Sneyd spent a considerable amount of time supporting Katie as she planned how to run the group, and offered reassurance when her anxiety spiked early on. “Ten ladies came to that first session – it was heaving.” Katie recalls. “All those people who couldn’t knit! I had a big panic attack. I felt like running away.”
Investing time to develop people’s confidence and abilities has been a deliberate decision Rudheath and Witton Big Local has made as part of its Phase Two plan, Sneyd explains. “In the past, we’ve commissioned organisations to deliver projects that residents told us they wanted, or were needed in the area, but we’ve realised that this approach doesn’t work if projects are going to be sustainable.
“So we’ve started working in a different way: we’ve decided that our Big Local is going to be about our people. By focussing on empowering them to be the change, we stand a better chance of the work being sustainable.”
In this spirit, much of Sneyd’s work is now geared to offering long-term, in-depth personal support – it could be termed coaching – to residents who approach the partnership with an idea they want to develop, but who might not yet have the confidence or expertise to get it off the ground.
Having taken a deep breath to calm herself, Katie tells me, she didn’t run away. Instead, she taught all the newbie knitters how to cast on and do the basic knitting stitch. In the next session, they learnt how to purl. “By the third, they were knitting their scarves,” Katie says.
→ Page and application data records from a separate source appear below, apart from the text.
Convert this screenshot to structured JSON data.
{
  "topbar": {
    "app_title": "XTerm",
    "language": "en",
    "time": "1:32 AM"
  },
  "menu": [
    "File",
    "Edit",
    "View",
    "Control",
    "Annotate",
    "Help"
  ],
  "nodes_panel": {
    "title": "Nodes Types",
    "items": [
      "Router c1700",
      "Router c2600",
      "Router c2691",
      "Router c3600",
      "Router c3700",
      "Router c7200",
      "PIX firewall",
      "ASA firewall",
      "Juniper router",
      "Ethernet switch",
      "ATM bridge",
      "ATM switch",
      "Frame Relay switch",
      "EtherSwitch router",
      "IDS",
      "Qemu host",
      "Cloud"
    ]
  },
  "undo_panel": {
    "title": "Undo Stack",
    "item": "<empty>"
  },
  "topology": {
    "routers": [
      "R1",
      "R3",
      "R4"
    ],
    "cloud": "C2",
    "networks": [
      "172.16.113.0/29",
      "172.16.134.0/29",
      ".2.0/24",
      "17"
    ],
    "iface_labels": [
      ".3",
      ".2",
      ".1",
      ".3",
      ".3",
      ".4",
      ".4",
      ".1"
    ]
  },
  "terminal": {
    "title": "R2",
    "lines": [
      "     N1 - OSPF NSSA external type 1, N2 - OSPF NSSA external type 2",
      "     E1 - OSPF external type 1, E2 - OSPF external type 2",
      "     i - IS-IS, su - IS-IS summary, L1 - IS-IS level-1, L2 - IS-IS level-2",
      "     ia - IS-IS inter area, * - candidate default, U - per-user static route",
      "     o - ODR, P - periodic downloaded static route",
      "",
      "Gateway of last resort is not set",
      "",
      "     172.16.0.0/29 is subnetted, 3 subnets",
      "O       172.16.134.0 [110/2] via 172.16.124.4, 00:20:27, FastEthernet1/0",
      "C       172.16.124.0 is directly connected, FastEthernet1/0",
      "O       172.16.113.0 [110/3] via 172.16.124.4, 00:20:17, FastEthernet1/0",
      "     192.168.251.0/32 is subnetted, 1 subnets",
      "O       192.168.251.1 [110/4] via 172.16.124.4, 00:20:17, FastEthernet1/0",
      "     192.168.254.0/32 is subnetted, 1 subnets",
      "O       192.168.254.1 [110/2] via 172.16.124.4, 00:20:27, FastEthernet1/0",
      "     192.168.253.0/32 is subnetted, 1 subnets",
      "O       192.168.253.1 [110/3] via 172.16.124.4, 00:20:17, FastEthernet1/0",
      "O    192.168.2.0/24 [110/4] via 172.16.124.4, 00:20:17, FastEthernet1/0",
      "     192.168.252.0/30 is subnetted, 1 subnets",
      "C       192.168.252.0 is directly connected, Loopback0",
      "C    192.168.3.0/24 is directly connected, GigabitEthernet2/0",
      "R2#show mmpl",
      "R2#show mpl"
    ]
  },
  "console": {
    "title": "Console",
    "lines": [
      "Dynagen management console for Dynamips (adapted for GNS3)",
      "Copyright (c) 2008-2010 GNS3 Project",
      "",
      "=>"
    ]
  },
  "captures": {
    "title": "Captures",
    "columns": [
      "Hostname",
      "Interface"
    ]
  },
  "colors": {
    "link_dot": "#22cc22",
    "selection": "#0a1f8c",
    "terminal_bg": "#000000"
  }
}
“Already, it’s evident the Knit and Natter group is far more significant to its members, than simply a place to learn how to make a useful item of clothing.”
For a start, the age range stretches from 87 to a toddler of 18 months, who has come today with mum Gemma, and is playing on the carpet. He’s being minded by fellow knitter and Big Local vice chair Zoe Cadman, while Gemma – who would usually be getting out her wool and needles too – pops out to watch her daughter’s play nearby.
Unexpected connections are being made through the group. “It turned out she lives just three doors away from me!” exclaims Katie, pointing at Eve Handy, whose face creases in a smile as her needles click-clack speedily along a row. “How can I never have met her?” There’s a lot of give-and-take going on in the room. With 60 years’ experience – “I’ve always knitted and sewed, out of necessity, for my family,” – Eve is well able to sort out other knitters’ problems as they arise. “And I’ve met people I’d never have met,” she adds.
As other people’s scarves grow steadily longer, Gill Osborne is crocheting a blue blanket: “my chemo project” she says quietly. A teacher who’s been signed off work while she goes through treatment, she’s felt isolated since being diagnosed, she explains.
“With my immune system compromised I’m quite wary of crowded places. I can come here and be creative, and it’s a calm environment: it’s somewhere I feel safe.”
Sitting opposite Gill, with a part-knitted green scarf hanging off her needles, Linda Williams, a member of the partnership board, says the group gives her a reason to get out of the house now she’s no longer looking after her grandchildren full-time. “I’ve always wanted to go to a knitting group, but £5 a week is hard to find, and here they provided the wool and the needles.”
A feeling of relaxed camaraderie pervades the room. Katie makes her way around the tables making sure nobody is stuck. Suddenly Gemma arrives back from the play in a flurry, having collected her three other children from school. “This and the coffee morning, it’s a lifeline,” she says emphatically. She’s on her own with the kids, she explains, so having support from people who understand her situation matters. “It’s not just a group. It’s everything.”
It’s clear that starting Knit and Natter has made a difference to Katie’s state of mind, too. “It’s given me a purpose. If you’re in chronic pain all the time, and sometimes I wake up and I’m screaming, I needed to feel like I had a purpose, and I needed to make some friends.”